[App and web page records]
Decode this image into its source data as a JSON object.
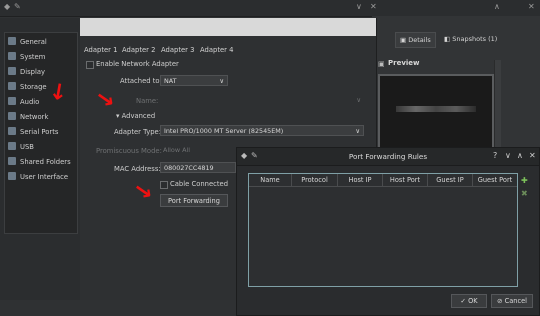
{
  "settings": {
    "sidebar": [
      {
        "label": "General",
        "icon": "general-icon"
      },
      {
        "label": "System",
        "icon": "system-icon"
      },
      {
        "label": "Display",
        "icon": "display-icon"
      },
      {
        "label": "Storage",
        "icon": "storage-icon"
      },
      {
        "label": "Audio",
        "icon": "audio-icon"
      },
      {
        "label": "Network",
        "icon": "network-icon"
      },
      {
        "label": "Serial Ports",
        "icon": "serial-ports-icon"
      },
      {
        "label": "USB",
        "icon": "usb-icon"
      },
      {
        "label": "Shared Folders",
        "icon": "shared-folders-icon"
      },
      {
        "label": "User Interface",
        "icon": "user-interface-icon"
      }
    ],
    "tabs": [
      "Adapter 1",
      "Adapter 2",
      "Adapter 3",
      "Adapter 4"
    ],
    "enable_label": "Enable Network Adapter",
    "attached_label": "Attached to:",
    "attached_value": "NAT",
    "name_label": "Name:",
    "advanced_label": "Advanced",
    "adapter_type_label": "Adapter Type:",
    "adapter_type_value": "Intel PRO/1000 MT Server (82545EM)",
    "promiscuous_label": "Promiscuous Mode:",
    "promiscuous_value": "Allow All",
    "mac_label": "MAC Address:",
    "mac_value": "080027CC4819",
    "cable_label": "Cable Connected",
    "port_forwarding_label": "Port Forwarding"
  },
  "manager": {
    "details_label": "Details",
    "snapshots_label": "Snapshots (1)",
    "preview_label": "Preview"
  },
  "pf_dialog": {
    "title": "Port Forwarding Rules",
    "title_buttons": [
      "?",
      "∨",
      "∧",
      "✕"
    ],
    "columns": [
      "Name",
      "Protocol",
      "Host IP",
      "Host Port",
      "Guest IP",
      "Guest Port"
    ],
    "ok_label": "OK",
    "cancel_label": "Cancel"
  }
}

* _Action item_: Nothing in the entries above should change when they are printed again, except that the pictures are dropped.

* _Response to the task_:
Decode this image into its source data as a JSON object.
{
  "settings": {
    "sidebar": [
      {
        "label": "General",
        "icon": "general-icon"
      },
      {
        "label": "System",
        "icon": "system-icon"
      },
      {
        "label": "Display",
        "icon": "display-icon"
      },
      {
        "label": "Storage",
        "icon": "storage-icon"
      },
      {
        "label": "Audio",
        "icon": "audio-icon"
      },
      {
        "label": "Network",
        "icon": "network-icon"
      },
      {
        "label": "Serial Ports",
        "icon": "serial-ports-icon"
      },
      {
        "label": "USB",
        "icon": "usb-icon"
      },
      {
        "label": "Shared Folders",
        "icon": "shared-folders-icon"
      },
      {
        "label": "User Interface",
        "icon": "user-interface-icon"
      }
    ],
    "tabs": [
      "Adapter 1",
      "Adapter 2",
      "Adapter 3",
      "Adapter 4"
    ],
    "enable_label": "Enable Network Adapter",
    "attached_label": "Attached to:",
    "attached_value": "NAT",
    "name_label": "Name:",
    "advanced_label": "Advanced",
    "adapter_type_label": "Adapter Type:",
    "adapter_type_value": "Intel PRO/1000 MT Server (82545EM)",
    "promiscuous_label": "Promiscuous Mode:",
    "promiscuous_value": "Allow All",
    "mac_label": "MAC Address:",
    "mac_value": "080027CC4819",
    "cable_label": "Cable Connected",
    "port_forwarding_label": "Port Forwarding"
  },
  "manager": {
    "details_label": "Details",
    "snapshots_label": "Snapshots (1)",
    "preview_label": "Preview"
  },
  "pf_dialog": {
    "title": "Port Forwarding Rules",
    "title_buttons": [
      "?",
      "∨",
      "∧",
      "✕"
    ],
    "columns": [
      "Name",
      "Protocol",
      "Host IP",
      "Host Port",
      "Guest IP",
      "Guest Port"
    ],
    "ok_label": "OK",
    "cancel_label": "Cancel"
  }
}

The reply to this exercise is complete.